*** RECORD EXTRACTS ***

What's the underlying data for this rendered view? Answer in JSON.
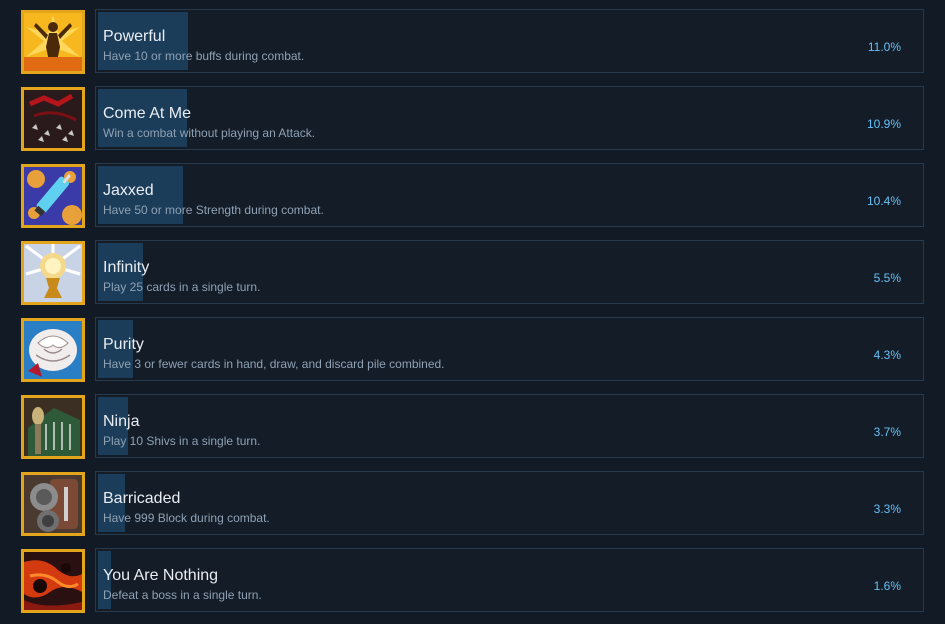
{
  "achievements": [
    {
      "name": "Powerful",
      "description": "Have 10 or more buffs during combat.",
      "percent": "11.0%",
      "fraction": 0.11,
      "icon": "powerful-icon"
    },
    {
      "name": "Come At Me",
      "description": "Win a combat without playing an Attack.",
      "percent": "10.9%",
      "fraction": 0.109,
      "icon": "come-at-me-icon"
    },
    {
      "name": "Jaxxed",
      "description": "Have 50 or more Strength during combat.",
      "percent": "10.4%",
      "fraction": 0.104,
      "icon": "jaxxed-icon"
    },
    {
      "name": "Infinity",
      "description": "Play 25 cards in a single turn.",
      "percent": "5.5%",
      "fraction": 0.055,
      "icon": "infinity-icon"
    },
    {
      "name": "Purity",
      "description": "Have 3 or fewer cards in hand, draw, and discard pile combined.",
      "percent": "4.3%",
      "fraction": 0.043,
      "icon": "purity-icon"
    },
    {
      "name": "Ninja",
      "description": "Play 10 Shivs in a single turn.",
      "percent": "3.7%",
      "fraction": 0.037,
      "icon": "ninja-icon"
    },
    {
      "name": "Barricaded",
      "description": "Have 999 Block during combat.",
      "percent": "3.3%",
      "fraction": 0.033,
      "icon": "barricaded-icon"
    },
    {
      "name": "You Are Nothing",
      "description": "Defeat a boss in a single turn.",
      "percent": "1.6%",
      "fraction": 0.016,
      "icon": "you-are-nothing-icon"
    }
  ],
  "colors": {
    "background": "#121a26",
    "bar_fill": "#1b3d5a",
    "percent_text": "#66c0f4",
    "icon_frame": "#e3a51c"
  }
}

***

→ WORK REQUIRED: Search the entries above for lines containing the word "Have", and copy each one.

→ ANSWER SPACE:
      "description": "Have 10 or more buffs during combat.",
      "description": "Have 50 or more Strength during combat.",
      "description": "Have 3 or fewer cards in hand, draw, and discard pile combined.",
      "description": "Have 999 Block during combat.",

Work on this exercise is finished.